Refining a website visitor audience can progress rapidly from the simple (as in everyone who visited your website in the last 180 days) to the minutely detailed (people who’ve visited a specific product page more than 6 times in the last 7 days). While we wholeheartedly recommend the detailed approach, be sure to keep an eye on audience size – a general rule of thumb for Facebook is the more detailed you get with your targeting, the smaller the pool of people that match. This is particularly important if you have a small site with relatively low traffic volume.
A great medium complexity website tactic is to target visitors by time spent. You can create audiences of people who spend the top 5%, 10% and 25% of time on your site.
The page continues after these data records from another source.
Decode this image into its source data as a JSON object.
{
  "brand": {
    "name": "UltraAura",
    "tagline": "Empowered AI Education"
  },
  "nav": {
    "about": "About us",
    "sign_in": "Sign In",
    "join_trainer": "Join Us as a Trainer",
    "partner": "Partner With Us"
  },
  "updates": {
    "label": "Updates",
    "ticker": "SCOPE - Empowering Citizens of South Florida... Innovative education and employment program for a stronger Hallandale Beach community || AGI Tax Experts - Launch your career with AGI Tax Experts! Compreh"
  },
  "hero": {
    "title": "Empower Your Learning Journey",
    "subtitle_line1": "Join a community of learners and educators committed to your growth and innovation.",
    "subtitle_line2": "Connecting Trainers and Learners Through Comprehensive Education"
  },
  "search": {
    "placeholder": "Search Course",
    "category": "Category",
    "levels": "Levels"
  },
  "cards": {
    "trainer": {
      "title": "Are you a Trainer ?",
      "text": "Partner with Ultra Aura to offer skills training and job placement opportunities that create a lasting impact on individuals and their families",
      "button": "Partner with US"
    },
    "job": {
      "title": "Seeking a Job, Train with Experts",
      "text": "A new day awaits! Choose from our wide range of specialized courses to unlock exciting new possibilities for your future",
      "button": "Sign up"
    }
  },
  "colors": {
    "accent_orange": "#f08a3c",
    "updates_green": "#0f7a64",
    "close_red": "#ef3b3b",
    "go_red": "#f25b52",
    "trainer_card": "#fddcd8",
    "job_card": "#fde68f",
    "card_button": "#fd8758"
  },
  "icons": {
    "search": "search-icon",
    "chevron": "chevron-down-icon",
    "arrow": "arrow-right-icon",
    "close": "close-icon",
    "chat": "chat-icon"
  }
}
If traffic volume allows, you can even drill down using partial URL strings to refine the top 25% of visitors to particular sections of your site. For example, a travel company could create a custom audience of the top 25% of visitors to the Australian holiday page, and another for South East Asian holidays, and retarget these audience with relevant creatives.
If you’ve got an app with the SDK (which is to apps what the Facebook pixel is to websites), why not take advantage of tracked user behaviour to build some custom audiences?
Audience building options here are very similar to those of the Facebook pixel - dwell time audiences, the top 5%, 10% and 25% most active users in your app community, or those that spend the most in app – but the cross-compatibly between Facebook Analytics and Apps make a particularly useful building option in segments.
Segments are built in Facebook Analytics and enable you to define a set of people based on their actions, demographics, device information and more. These can be used for comparative reporting in the FB analysis interface, but they can also be used to build audiences. Some interesting segments to create and target include operating systems – you can build separate audiences for iOS users and Android user – or people who have downloaded your app but never launched it.
You can also use aggregated values to target users who take repeated actions on your app. For example, you could build an audience of users who launched your app over 100 times. Or an audience who’ve downloaded your app more than twice. You get the idea.
Perhaps you’ve been promoting a video ad? Well, did you know you can retarget people who’ve viewed or interacted with it? Or, even better, you can create multiple audiences from the same video, splitting them out by watch time? From the same video, you can create multiple audiences, one for all users who watched at least 25%, another for people who watched at least 50% and a super engaged audience of those that watch at least 95%. Theoretically, the longer they watch, the more engaged they are, giving you a gradient of interest to retarget over.
You can build an audience of users who interacted with canvas ads, collection ads, or lead gen ads as well as a list of users who’ve interacted with your business Instagram page or a Facebook event. All these engagement retargeting methods create an easy way to adopt sequential marketing, serving a stronger, more conversion based message at each step along the funnel.
The offline visitor audiences are the new kids on the block. Only recently released by Facebook, you can create an audience of offline store visitors if you have at least ten measurable business locations set up on Facebook in locations that are eligible for store visits reporting. Facebook determines a store visitor by using data from user enabled location services within the Facebook mobile app. By building a picture of what your offline converters look like, you can more effectively use online methods to reach offline purchasers, encouraging offline conversion and closing the online/offline loop.
As marketers, we want to reach a relevant audience that are interested in our products and as consumers we want to receive ads that are relevant to our interests. Facebook supplies a fantastic platform to achieve both. It’s all about refining an engaged audience of users and serving them relevant creative. Have a think about how you can facet your offering down to better serve relevant ads. And if you need a helping hand with strategy, get in contact with our social team. If we put all this brilliant information in the blog post, imagine how much strategy we’re keeping to ourselves!